_Assignment:_
The response must restate the data exactly, with nothing left out.

_Supplied information:_

#####

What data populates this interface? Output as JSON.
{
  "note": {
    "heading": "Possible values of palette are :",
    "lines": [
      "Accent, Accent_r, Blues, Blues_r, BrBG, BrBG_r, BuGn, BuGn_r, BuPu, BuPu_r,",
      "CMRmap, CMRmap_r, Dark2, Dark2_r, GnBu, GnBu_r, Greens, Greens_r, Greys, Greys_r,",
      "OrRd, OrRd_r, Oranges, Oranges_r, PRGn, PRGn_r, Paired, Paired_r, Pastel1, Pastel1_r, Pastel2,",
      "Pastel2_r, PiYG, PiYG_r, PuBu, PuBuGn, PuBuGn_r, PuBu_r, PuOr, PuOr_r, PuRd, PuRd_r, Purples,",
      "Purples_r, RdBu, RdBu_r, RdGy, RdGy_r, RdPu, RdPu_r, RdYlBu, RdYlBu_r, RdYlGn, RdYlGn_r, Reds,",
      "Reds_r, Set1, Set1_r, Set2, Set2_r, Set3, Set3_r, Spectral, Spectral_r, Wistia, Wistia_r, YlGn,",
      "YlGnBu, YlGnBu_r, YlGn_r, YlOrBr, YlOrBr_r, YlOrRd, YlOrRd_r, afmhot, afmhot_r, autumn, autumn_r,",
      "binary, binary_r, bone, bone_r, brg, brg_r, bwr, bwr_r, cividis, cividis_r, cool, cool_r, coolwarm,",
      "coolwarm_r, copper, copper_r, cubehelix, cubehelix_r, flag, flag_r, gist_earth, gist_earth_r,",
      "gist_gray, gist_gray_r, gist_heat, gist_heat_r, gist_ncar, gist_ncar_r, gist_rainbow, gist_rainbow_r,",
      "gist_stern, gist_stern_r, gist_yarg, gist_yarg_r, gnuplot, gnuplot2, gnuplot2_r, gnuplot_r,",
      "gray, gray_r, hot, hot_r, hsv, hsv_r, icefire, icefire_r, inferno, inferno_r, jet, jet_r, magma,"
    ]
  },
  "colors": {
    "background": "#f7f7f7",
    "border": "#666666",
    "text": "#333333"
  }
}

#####

_Task answer:_
What data populates this interface? Output as JSON.
{
  "note": {
    "heading": "Possible values of palette are :",
    "lines": [
      "Accent, Accent_r, Blues, Blues_r, BrBG, BrBG_r, BuGn, BuGn_r, BuPu, BuPu_r,",
      "CMRmap, CMRmap_r, Dark2, Dark2_r, GnBu, GnBu_r, Greens, Greens_r, Greys, Greys_r,",
      "OrRd, OrRd_r, Oranges, Oranges_r, PRGn, PRGn_r, Paired, Paired_r, Pastel1, Pastel1_r, Pastel2,",
      "Pastel2_r, PiYG, PiYG_r, PuBu, PuBuGn, PuBuGn_r, PuBu_r, PuOr, PuOr_r, PuRd, PuRd_r, Purples,",
      "Purples_r, RdBu, RdBu_r, RdGy, RdGy_r, RdPu, RdPu_r, RdYlBu, RdYlBu_r, RdYlGn, RdYlGn_r, Reds,",
      "Reds_r, Set1, Set1_r, Set2, Set2_r, Set3, Set3_r, Spectral, Spectral_r, Wistia, Wistia_r, YlGn,",
      "YlGnBu, YlGnBu_r, YlGn_r, YlOrBr, YlOrBr_r, YlOrRd, YlOrRd_r, afmhot, afmhot_r, autumn, autumn_r,",
      "binary, binary_r, bone, bone_r, brg, brg_r, bwr, bwr_r, cividis, cividis_r, cool, cool_r, coolwarm,",
      "coolwarm_r, copper, copper_r, cubehelix, cubehelix_r, flag, flag_r, gist_earth, gist_earth_r,",
      "gist_gray, gist_gray_r, gist_heat, gist_heat_r, gist_ncar, gist_ncar_r, gist_rainbow, gist_rainbow_r,",
      "gist_stern, gist_stern_r, gist_yarg, gist_yarg_r, gnuplot, gnuplot2, gnuplot2_r, gnuplot_r,",
      "gray, gray_r, hot, hot_r, hsv, hsv_r, icefire, icefire_r, inferno, inferno_r, jet, jet_r, magma,"
    ]
  },
  "colors": {
    "background": "#f7f7f7",
    "border": "#666666",
    "text": "#333333"
  }
}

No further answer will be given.